Holding: While an owner’s unsubstantiated opinion as to the value of his property is insufficient, plaintiff here based his opinion as to the value of the parties’ properties on previous appraisals and/or comparable sales; therefore, plaintiff’s opinion was substantiated, and the trial court erred when it concluded that it could only value the properties based on current appraisals.
The trial court’s equitable distribution order is vacated and remanded.
Even though the amortization schedule for the parties’ first rental property showed the payoff amount to be $72,244.43, plaintiff testified that he was behind on his loan payments, which was permitted because his parents held the note. He contends the actual amount due on the loan was $80,413. The trial court should have entered, but failed to enter, specific findings indicating how it determined the value of the property in light of the conflicting evidence presented.
With regard to the parties’ marital residence, plaintiff’s post-separation mortgage payments were active decreases in the marital debt, so – contrary to the trial court’s finding – these payments do not constitute divisible property. Of course, the trial court may properly consider plaintiff’s exclusive use of the marital home as a distributional factor.
Plaintiff next contends the trial court incorrectly concluded that it could only value the parties’ properties based on appraisals. Plaintiff cites Responsible Citizens v. City of Asheville, 308 N.C. 205, 302 S.E.2d 204 (1983), for the proposition that “an owner is entitled to testify to the value of his own property unless it affirmatively appears that the owner does not know the value. . . .”

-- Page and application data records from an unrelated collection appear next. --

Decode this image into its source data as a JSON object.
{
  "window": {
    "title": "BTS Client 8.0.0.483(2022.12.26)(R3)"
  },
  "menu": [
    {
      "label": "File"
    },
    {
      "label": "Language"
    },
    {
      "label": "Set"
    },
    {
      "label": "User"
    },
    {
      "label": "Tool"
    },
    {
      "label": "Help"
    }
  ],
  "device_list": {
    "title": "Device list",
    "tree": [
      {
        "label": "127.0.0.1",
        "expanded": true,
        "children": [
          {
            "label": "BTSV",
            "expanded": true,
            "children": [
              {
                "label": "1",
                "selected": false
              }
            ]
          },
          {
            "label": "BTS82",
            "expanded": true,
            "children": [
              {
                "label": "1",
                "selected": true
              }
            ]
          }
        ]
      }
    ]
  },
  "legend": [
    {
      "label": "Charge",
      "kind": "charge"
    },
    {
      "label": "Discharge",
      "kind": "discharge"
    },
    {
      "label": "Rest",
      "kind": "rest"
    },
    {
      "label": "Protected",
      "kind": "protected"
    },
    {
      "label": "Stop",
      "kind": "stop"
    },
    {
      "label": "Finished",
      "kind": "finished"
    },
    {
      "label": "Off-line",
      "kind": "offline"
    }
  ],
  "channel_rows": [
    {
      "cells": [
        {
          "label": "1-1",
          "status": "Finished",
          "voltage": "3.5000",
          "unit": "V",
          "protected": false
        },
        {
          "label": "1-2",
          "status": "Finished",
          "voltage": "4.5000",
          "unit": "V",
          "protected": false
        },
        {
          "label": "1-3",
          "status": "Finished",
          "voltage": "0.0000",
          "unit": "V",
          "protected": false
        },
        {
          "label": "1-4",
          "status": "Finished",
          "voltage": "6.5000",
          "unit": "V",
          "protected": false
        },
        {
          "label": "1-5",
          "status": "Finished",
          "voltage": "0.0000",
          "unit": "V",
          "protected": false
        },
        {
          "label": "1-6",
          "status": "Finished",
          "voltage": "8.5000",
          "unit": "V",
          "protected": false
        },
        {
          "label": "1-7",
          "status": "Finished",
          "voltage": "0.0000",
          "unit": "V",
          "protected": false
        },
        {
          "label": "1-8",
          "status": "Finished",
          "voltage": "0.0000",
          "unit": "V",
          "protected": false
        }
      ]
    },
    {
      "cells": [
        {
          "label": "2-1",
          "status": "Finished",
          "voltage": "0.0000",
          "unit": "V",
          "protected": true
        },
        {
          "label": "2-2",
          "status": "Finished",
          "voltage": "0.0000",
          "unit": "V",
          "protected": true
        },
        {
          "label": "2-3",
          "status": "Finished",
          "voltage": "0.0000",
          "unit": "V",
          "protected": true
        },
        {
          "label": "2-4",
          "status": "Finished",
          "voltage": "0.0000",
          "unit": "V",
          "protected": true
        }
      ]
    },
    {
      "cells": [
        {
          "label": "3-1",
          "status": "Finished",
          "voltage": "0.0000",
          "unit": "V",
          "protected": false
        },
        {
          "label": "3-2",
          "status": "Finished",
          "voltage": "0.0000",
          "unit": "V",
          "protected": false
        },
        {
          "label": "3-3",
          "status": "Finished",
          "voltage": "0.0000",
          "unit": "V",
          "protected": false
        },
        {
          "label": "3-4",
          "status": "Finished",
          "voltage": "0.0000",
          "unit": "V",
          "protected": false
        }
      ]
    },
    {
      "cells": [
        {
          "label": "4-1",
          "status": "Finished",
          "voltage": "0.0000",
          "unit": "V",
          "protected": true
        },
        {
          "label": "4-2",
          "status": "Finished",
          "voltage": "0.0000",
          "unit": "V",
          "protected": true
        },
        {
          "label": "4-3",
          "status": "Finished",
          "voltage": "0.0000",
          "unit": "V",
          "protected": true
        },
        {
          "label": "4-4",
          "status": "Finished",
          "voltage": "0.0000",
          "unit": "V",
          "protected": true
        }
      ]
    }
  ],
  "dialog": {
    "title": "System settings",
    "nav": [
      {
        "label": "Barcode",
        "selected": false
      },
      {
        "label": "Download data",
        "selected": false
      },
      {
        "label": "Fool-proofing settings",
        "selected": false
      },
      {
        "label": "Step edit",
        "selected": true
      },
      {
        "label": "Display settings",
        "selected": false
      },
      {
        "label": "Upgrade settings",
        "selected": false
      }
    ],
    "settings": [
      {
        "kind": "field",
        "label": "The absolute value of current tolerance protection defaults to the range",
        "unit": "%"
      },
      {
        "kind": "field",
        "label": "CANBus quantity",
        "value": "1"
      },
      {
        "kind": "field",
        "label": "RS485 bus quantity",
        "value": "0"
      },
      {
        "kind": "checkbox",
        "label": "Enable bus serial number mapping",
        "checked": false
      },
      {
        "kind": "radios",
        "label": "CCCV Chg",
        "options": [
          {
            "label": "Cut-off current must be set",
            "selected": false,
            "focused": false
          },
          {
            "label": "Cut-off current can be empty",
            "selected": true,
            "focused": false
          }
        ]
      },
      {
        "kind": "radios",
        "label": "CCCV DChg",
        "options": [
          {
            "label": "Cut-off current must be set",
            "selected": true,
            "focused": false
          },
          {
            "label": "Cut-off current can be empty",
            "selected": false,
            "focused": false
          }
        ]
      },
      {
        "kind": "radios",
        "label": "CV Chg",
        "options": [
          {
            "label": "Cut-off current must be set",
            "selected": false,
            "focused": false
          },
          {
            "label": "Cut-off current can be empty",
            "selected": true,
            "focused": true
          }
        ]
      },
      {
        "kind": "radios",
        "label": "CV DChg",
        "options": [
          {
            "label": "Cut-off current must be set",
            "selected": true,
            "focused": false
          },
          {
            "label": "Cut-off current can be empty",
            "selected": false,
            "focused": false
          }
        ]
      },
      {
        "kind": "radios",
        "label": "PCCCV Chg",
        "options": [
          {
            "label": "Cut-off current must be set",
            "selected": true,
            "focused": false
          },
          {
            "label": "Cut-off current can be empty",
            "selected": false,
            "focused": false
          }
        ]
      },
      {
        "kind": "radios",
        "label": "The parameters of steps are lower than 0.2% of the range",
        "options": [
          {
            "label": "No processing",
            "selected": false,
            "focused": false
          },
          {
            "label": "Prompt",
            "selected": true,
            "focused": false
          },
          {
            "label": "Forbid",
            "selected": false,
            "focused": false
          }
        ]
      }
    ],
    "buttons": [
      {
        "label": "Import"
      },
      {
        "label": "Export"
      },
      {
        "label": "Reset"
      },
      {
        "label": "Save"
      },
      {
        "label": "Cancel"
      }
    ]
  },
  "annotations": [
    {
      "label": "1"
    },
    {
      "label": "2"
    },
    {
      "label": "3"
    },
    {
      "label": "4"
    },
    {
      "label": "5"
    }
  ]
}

While this may have been the general rule, our Supreme Court in United Community Bank (Georgia) v. Wolfe, 799 S.E.2d 269 (2017) (Lawyers Weekly No. 010-035-17) held, in the context of a summary judgment motion concerning application of the anti-deficiency statute, that merely “asserting an unsubstantiated opinion regarding the foreclosed property’s value is insufficient.” The same principle is true concerning the value of property in the context of an equitable distribution hearing – an unsubstantiated opinion is insufficient.
However, plaintiff based his opinion of the parties’ three properties on prior appraisals and/or comparable sales. Thus, his opinion was substantiated.
Finally, the trial court distributed nearly all the marital property to plaintiff and ordered him to make a distributional payment to defendant. The trial court erred when it failed to enter findings of fact indicating an in-kind distribution would not be equitable.
In sum, the trial court incorrectly valued several properties and erred in failing to make several findings of fact. Therefore, we vacate and remand.